Over the past year, we’ve heard politicians the world over discussing the need for governments to be able to bypass encryption. Major Silicon Valley powers like Apple and Google have repeatedly told lawmakers that they can’t be given access to the encrypted services they provide for their users, with or without a warrant, because they don’t have that access themselves – only the user has the encryption key.
That’s where we see pushback from law enforcement and intelligence agencies who claim that this standard is unacceptable and allows criminals and terrorists to plot freely, away from the eyes of the law. Their solution? Create a backdoor into encryption that allows the government to access encrypted data, while still keeping it safe for everyone else.

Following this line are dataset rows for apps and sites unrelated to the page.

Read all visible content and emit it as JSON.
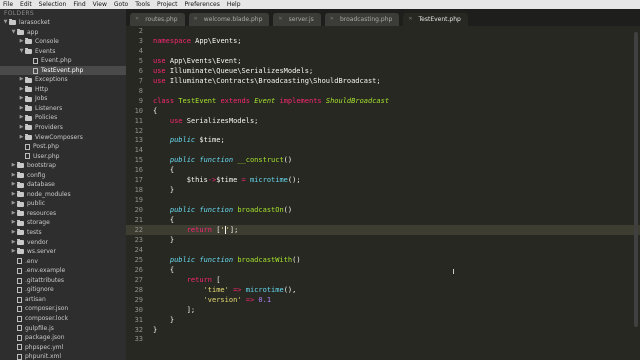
{
  "menu": [
    "File",
    "Edit",
    "Selection",
    "Find",
    "View",
    "Goto",
    "Tools",
    "Project",
    "Preferences",
    "Help"
  ],
  "sidebar": {
    "header": "FOLDERS",
    "items": [
      {
        "label": "larasocket",
        "type": "folder",
        "depth": 0,
        "open": true
      },
      {
        "label": "app",
        "type": "folder",
        "depth": 1,
        "open": true
      },
      {
        "label": "Console",
        "type": "folder",
        "depth": 2,
        "open": false
      },
      {
        "label": "Events",
        "type": "folder",
        "depth": 2,
        "open": true
      },
      {
        "label": "Event.php",
        "type": "file",
        "depth": 3
      },
      {
        "label": "TestEvent.php",
        "type": "file",
        "depth": 3,
        "selected": true
      },
      {
        "label": "Exceptions",
        "type": "folder",
        "depth": 2,
        "open": false
      },
      {
        "label": "Http",
        "type": "folder",
        "depth": 2,
        "open": false
      },
      {
        "label": "Jobs",
        "type": "folder",
        "depth": 2,
        "open": false
      },
      {
        "label": "Listeners",
        "type": "folder",
        "depth": 2,
        "open": false
      },
      {
        "label": "Policies",
        "type": "folder",
        "depth": 2,
        "open": false
      },
      {
        "label": "Providers",
        "type": "folder",
        "depth": 2,
        "open": false
      },
      {
        "label": "ViewComposers",
        "type": "folder",
        "depth": 2,
        "open": false
      },
      {
        "label": "Post.php",
        "type": "file",
        "depth": 2
      },
      {
        "label": "User.php",
        "type": "file",
        "depth": 2
      },
      {
        "label": "bootstrap",
        "type": "folder",
        "depth": 1,
        "open": false
      },
      {
        "label": "config",
        "type": "folder",
        "depth": 1,
        "open": false
      },
      {
        "label": "database",
        "type": "folder",
        "depth": 1,
        "open": false
      },
      {
        "label": "node_modules",
        "type": "folder",
        "depth": 1,
        "open": false
      },
      {
        "label": "public",
        "type": "folder",
        "depth": 1,
        "open": false
      },
      {
        "label": "resources",
        "type": "folder",
        "depth": 1,
        "open": false
      },
      {
        "label": "storage",
        "type": "folder",
        "depth": 1,
        "open": false
      },
      {
        "label": "tests",
        "type": "folder",
        "depth": 1,
        "open": false
      },
      {
        "label": "vendor",
        "type": "folder",
        "depth": 1,
        "open": false
      },
      {
        "label": "ws.server",
        "type": "folder",
        "depth": 1,
        "open": false
      },
      {
        "label": ".env",
        "type": "file",
        "depth": 1
      },
      {
        "label": ".env.example",
        "type": "file",
        "depth": 1
      },
      {
        "label": ".gitattributes",
        "type": "file",
        "depth": 1
      },
      {
        "label": ".gitignore",
        "type": "file",
        "depth": 1
      },
      {
        "label": "artisan",
        "type": "file",
        "depth": 1
      },
      {
        "label": "composer.json",
        "type": "file",
        "depth": 1
      },
      {
        "label": "composer.lock",
        "type": "file",
        "depth": 1
      },
      {
        "label": "gulpfile.js",
        "type": "file",
        "depth": 1
      },
      {
        "label": "package.json",
        "type": "file",
        "depth": 1
      },
      {
        "label": "phpspec.yml",
        "type": "file",
        "depth": 1
      },
      {
        "label": "phpunit.xml",
        "type": "file",
        "depth": 1
      }
    ]
  },
  "tabs": [
    {
      "label": "routes.php",
      "active": false
    },
    {
      "label": "welcome.blade.php",
      "active": false
    },
    {
      "label": "server.js",
      "active": false
    },
    {
      "label": "broadcasting.php",
      "active": false
    },
    {
      "label": "TestEvent.php",
      "active": true
    }
  ],
  "editor": {
    "current_line": 22,
    "lines": [
      {
        "n": "2",
        "code": ""
      },
      {
        "n": "3",
        "code": "namespace App\\Events;"
      },
      {
        "n": "4",
        "code": ""
      },
      {
        "n": "5",
        "code": "use App\\Events\\Event;"
      },
      {
        "n": "6",
        "code": "use Illuminate\\Queue\\SerializesModels;"
      },
      {
        "n": "7",
        "code": "use Illuminate\\Contracts\\Broadcasting\\ShouldBroadcast;"
      },
      {
        "n": "8",
        "code": ""
      },
      {
        "n": "9",
        "code": "class TestEvent extends Event implements ShouldBroadcast"
      },
      {
        "n": "10",
        "code": "{"
      },
      {
        "n": "11",
        "code": "    use SerializesModels;"
      },
      {
        "n": "12",
        "code": ""
      },
      {
        "n": "13",
        "code": "    public $time;"
      },
      {
        "n": "14",
        "code": ""
      },
      {
        "n": "15",
        "code": "    public function __construct()"
      },
      {
        "n": "16",
        "code": "    {"
      },
      {
        "n": "17",
        "code": "        $this->$time = microtime();"
      },
      {
        "n": "18",
        "code": "    }"
      },
      {
        "n": "19",
        "code": ""
      },
      {
        "n": "20",
        "code": "    public function broadcastOn()"
      },
      {
        "n": "21",
        "code": "    {"
      },
      {
        "n": "22",
        "code": "        return ['];"
      },
      {
        "n": "23",
        "code": "    }"
      },
      {
        "n": "24",
        "code": ""
      },
      {
        "n": "25",
        "code": "    public function broadcastWith()"
      },
      {
        "n": "26",
        "code": "    {"
      },
      {
        "n": "27",
        "code": "        return ["
      },
      {
        "n": "28",
        "code": "            'time' => microtime(),"
      },
      {
        "n": "29",
        "code": "            'version' => 0.1"
      },
      {
        "n": "30",
        "code": "        ];"
      },
      {
        "n": "31",
        "code": "    }"
      },
      {
        "n": "32",
        "code": "}"
      },
      {
        "n": "33",
        "code": ""
      }
    ]
  },
  "colors": {
    "editor_bg": "#272822",
    "sidebar_bg": "#2e2e2e",
    "keyword": "#f92672",
    "storage": "#66d9ef",
    "class_name": "#a6e22e",
    "string": "#e6db74",
    "number": "#ae81ff",
    "comment": "#75715e",
    "selection": "#4a4a4a"
  },
  "icons": [
    "folder-icon",
    "file-icon",
    "disclosure-arrow-icon",
    "tab-close-icon"
  ]
}
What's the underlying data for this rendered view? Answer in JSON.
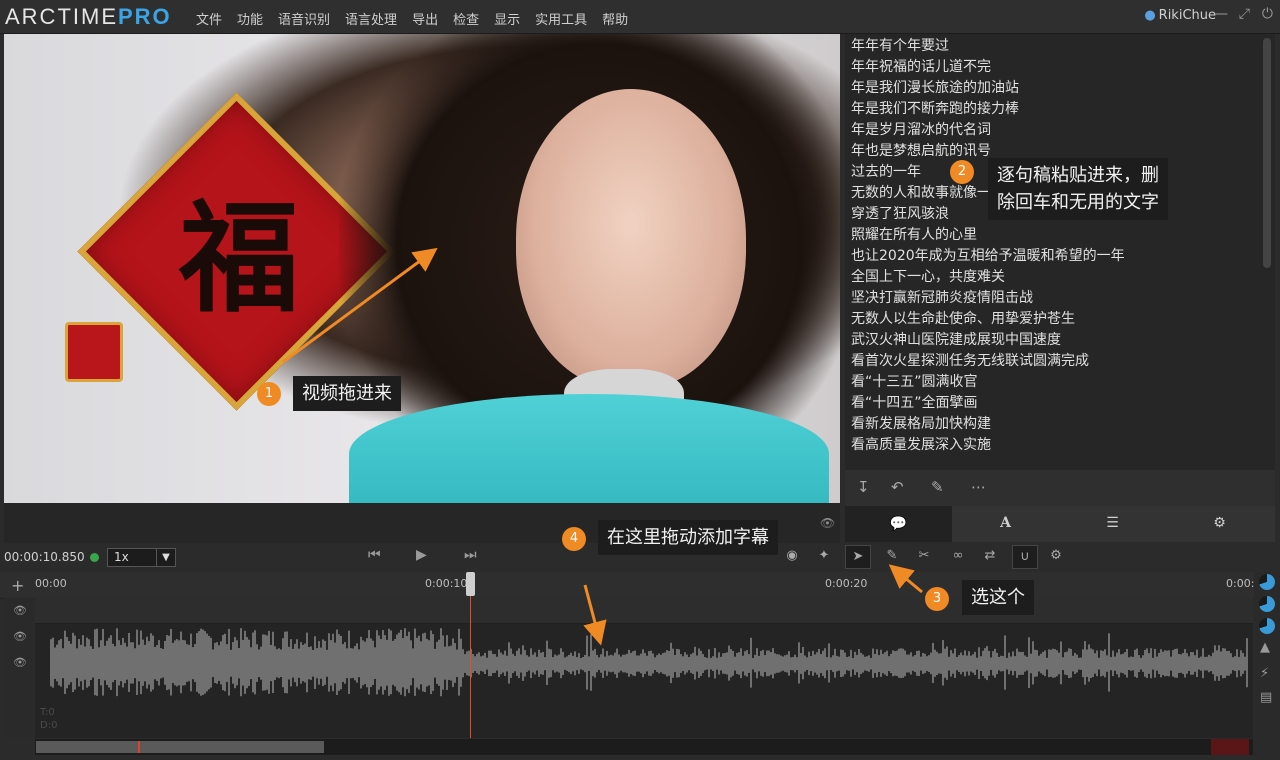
{
  "app": {
    "logo_main": "ARCTIME",
    "logo_pro": "PRO",
    "menu": [
      "文件",
      "功能",
      "语音识别",
      "语言处理",
      "导出",
      "检查",
      "显示",
      "实用工具",
      "帮助"
    ],
    "user": "RikiChue"
  },
  "script_lines": [
    "年年有个年要过",
    "年年祝福的话儿道不完",
    "年是我们漫长旅途的加油站",
    "年是我们不断奔跑的接力棒",
    "年是岁月溜冰的代名词",
    "年也是梦想启航的讯号",
    "过去的一年",
    "无数的人和故事就像一首歌",
    "穿透了狂风骇浪",
    "照耀在所有人的心里",
    "也让2020年成为互相给予温暖和希望的一年",
    "全国上下一心，共度难关",
    "坚决打赢新冠肺炎疫情阻击战",
    "无数人以生命赴使命、用挚爱护苍生",
    "武汉火神山医院建成展现中国速度",
    "看首次火星探测任务无线联试圆满完成",
    "看“十三五”圆满收官",
    "看“十四五”全面擘画",
    "看新发展格局加快构建",
    "看高质量发展深入实施"
  ],
  "transport": {
    "timecode": "00:00:10.850",
    "speed": "1x"
  },
  "ruler": [
    "00:00",
    "0:00:10",
    "0:00:20",
    "0:00:"
  ],
  "annotations": {
    "a1": {
      "num": "1",
      "text": "视频拖进来"
    },
    "a2": {
      "num": "2",
      "text_line1": "逐句稿粘贴进来，删",
      "text_line2": "除回车和无用的文字"
    },
    "a3": {
      "num": "3",
      "text": "选这个"
    },
    "a4": {
      "num": "4",
      "text": "在这里拖动添加字幕"
    }
  },
  "colors": {
    "accent": "#3aa4e6",
    "annotation": "#f08a24",
    "playhead": "#e0502c"
  },
  "track_labels": {
    "t0": "T:0",
    "t0b": "D:0"
  }
}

A backdoor is for everyone, not just a government
It feels as if every month or so we see the US and UK governments pushing for a new encryption backdoor. The flavor of the month is currently Feinstein and Burr’s draft encryption bill which would essentially make all encryption illegal in the US. Under a new name or repackaged into a new bill, we see this same proposal emerge again and again, no matter how often tech companies, cybersecurity experts, and even the White House, have to bat it away as fantasy.
We need to be clear about something: there is no backdoor that only lets the government into encryption and no one else. A backdoor for one person or one group is a backdoor for everyone. Even putting aside the ethical argument about allowing the government implicit access into each person’s digital privacy, the fact is that allowing law enforcement and intelligence agencies exclusive access into an encrypted service undermines that service’s ability to protect anyone’s information from any cyberthreat.
But the usual suspects, GCHQ and the NSA, either don’t seem to understand this or don’t care, and have aggressively pursued the backdoor option over and over again.
Let’s take a trip down memory lane…
In the wake of the Edward Snowden revelations about the NSA’s mass surveillance programs, Apple reveals a new encryption method for iOS8 that would make it impossible for user information stored on Apple devices to be accessed by the government, even with a warrant. Google follows suit by rolling out similar full-disk encryption with Android 5.0 in October 2015.
FBI Director James Comey warns that 'encryption threatens to lead all of us into a very dark place' and will be used as a 'means of evading detection' by criminals and suspected terrorists, with 'very serious consequences for law enforcement and national security agencies at all levels'. Comey notes that he and the FBI don’t seek a backdoor into encrypted services, but rather full 'front door' access, 'with clarity and transparency, and with clear guidance from the law'.
Apple and Google petition the Obama administration to reject backdoor encryption proposals.
With opposition against encryption backdoors mounting, and law enforcement softening its approach from pursuing an across-the-board legislation to solutions tailored on a company-by-company basis, the Obama administration begins shifting behind the anti-backdoor movement.
The Paris terror attacks reignite the encryption debate. The FBI again argues that encryption provides a cover for terrorists, seeking a plan that would force companies to download user data when given a warrant. The tech industry is again forced to fight back against the calls for backdoors.
The FBI reframes the encryption debate, challenging tech executives to rethink their entire business model regarding encrypted data. Meanwhile, Congress slips a new version of the previously defeated Cybersecurity Information Sharing Act (CISA) into a must-pass spending bill, which eases cybersecurity protections to grant law enforcement greater data access. The bill passes.
And that’s just over the past year! The NSA andthe British Government have managed to successfully turn 'encryption backdoor' from an opaque concept into a repeatable meme, an easy-to-understand shortcut that, even if it doesn’t make any technological or practical sense, makes for a good soundbite.
But, how many times do we have to play this game? How many times have we seen Congress pass laws – from the Patriot Act to CISA – and Theresa May push for increased powers in her Snooper’s Charter? These laws are enacted quickly, in the interest of national security, without most people really realising what they were supporting until the damage to their privacy had already been done.
A backdoor for one is a backdoor for all; there is no magic bullet that only hits the bad guys. Suggesting otherwise over and over again, while maybe an effective rhetorical strategy, is not going to make that any less false.
Rafael Laguna, CEO of Open-Xchange